In the last three decades we have learned a great deal about microbes in subsurface environments. Once, these habitats were rarely examined, perhaps because so much of the life that we are concerned with exists at the surface and seems to pace its metabolic and evolutionary rhythms with the overt planetary, solar, and lunar cycles that dictate our own lives. And it certainly remains easier to identify with living beings that are in our midst, most obviously struggling with us or against us for survival over time scales that are easiest to track using diurnal, monthly or annual periods. Yet, research efforts are drawn again and again to the subsurface to consider life there.

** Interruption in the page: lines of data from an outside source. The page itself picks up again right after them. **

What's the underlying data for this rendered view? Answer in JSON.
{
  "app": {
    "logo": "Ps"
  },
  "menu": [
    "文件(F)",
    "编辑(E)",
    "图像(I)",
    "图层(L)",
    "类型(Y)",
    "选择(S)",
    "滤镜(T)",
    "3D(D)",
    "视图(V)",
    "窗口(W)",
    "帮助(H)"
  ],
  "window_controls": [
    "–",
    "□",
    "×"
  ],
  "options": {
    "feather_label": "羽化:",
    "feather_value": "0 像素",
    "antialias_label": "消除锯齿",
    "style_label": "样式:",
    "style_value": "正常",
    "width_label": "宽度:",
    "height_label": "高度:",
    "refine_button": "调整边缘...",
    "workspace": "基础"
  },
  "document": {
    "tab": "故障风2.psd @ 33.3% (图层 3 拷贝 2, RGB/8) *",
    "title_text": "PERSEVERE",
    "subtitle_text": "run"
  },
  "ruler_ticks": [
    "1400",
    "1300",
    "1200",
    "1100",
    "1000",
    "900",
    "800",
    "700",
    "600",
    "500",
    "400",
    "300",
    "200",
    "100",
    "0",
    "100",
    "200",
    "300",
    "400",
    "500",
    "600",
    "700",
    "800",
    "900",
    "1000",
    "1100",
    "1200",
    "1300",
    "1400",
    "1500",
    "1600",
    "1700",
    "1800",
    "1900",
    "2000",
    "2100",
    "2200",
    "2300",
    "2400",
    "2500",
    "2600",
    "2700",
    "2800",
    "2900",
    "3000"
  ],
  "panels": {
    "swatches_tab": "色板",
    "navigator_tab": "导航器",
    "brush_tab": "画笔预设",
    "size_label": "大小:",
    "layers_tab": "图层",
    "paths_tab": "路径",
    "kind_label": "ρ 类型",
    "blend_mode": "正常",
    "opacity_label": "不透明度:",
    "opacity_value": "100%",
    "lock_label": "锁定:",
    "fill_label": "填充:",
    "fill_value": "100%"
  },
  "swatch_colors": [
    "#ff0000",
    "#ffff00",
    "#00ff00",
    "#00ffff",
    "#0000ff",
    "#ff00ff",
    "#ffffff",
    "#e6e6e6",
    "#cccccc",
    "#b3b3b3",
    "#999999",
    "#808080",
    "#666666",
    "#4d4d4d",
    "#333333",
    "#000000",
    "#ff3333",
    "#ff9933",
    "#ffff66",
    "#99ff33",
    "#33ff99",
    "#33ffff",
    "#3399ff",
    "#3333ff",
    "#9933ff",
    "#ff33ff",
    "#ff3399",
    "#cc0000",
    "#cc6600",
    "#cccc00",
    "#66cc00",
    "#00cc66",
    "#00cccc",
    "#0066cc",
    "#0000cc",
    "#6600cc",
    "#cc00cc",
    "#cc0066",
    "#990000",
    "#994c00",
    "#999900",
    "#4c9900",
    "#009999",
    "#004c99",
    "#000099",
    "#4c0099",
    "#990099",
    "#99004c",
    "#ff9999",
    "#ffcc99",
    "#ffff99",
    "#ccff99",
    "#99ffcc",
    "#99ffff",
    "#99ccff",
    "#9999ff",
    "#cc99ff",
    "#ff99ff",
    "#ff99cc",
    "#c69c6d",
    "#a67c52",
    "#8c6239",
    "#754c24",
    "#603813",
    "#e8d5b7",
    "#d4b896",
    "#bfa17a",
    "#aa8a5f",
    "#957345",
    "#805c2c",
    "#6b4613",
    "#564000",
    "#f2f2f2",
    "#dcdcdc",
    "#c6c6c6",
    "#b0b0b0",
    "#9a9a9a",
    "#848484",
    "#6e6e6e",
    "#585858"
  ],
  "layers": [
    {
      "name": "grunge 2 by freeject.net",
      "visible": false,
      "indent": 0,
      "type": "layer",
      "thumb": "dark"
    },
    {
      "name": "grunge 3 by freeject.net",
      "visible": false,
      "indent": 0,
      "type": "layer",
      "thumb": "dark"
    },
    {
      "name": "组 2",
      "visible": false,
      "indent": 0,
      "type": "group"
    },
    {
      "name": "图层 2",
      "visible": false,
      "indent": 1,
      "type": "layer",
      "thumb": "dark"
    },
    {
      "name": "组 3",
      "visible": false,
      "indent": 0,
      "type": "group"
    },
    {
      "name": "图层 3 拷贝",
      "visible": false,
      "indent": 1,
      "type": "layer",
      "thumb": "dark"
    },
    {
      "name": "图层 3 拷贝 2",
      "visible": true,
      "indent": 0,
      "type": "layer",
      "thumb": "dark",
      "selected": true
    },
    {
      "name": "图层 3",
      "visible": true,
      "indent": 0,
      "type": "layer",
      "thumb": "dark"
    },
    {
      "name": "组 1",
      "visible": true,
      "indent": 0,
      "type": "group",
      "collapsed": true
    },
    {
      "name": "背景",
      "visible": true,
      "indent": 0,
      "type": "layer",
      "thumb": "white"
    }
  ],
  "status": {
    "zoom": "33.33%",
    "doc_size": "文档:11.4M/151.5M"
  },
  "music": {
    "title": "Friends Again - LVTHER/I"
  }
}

No doubt this has been due to our parochial interests in the resources that exist there (the water, minerals, and energy) that our society continues to require and that in some cases are created or modified by microbes. However, we also continue to be intrigued by the scientific curiosities that might only be solved by going underground and examining life where it does and does not exist.
But really, is life underground just a peculiarity of most life on the planet and only a recently discovered figment of life? Or is it actually a more prominent and fundamental, if unseen, theme for life on our planet? Our primary purpose in this chapter is to provide an incremental assembly of knowledge of subsurface life with the aim of moving us towards a more complete conceptual model of deep life on the planet. We aim to merge the consideration of the subsea-floor and the continental subsurface because it is only through such a unified treatment that we can reach a comprehensive view of this underground life. We also provide some thoughts on a way forward with what we consider to be interesting new research areas, along with the methods by which they might be addressed as we seek new knowledge about life in this Stygian realm.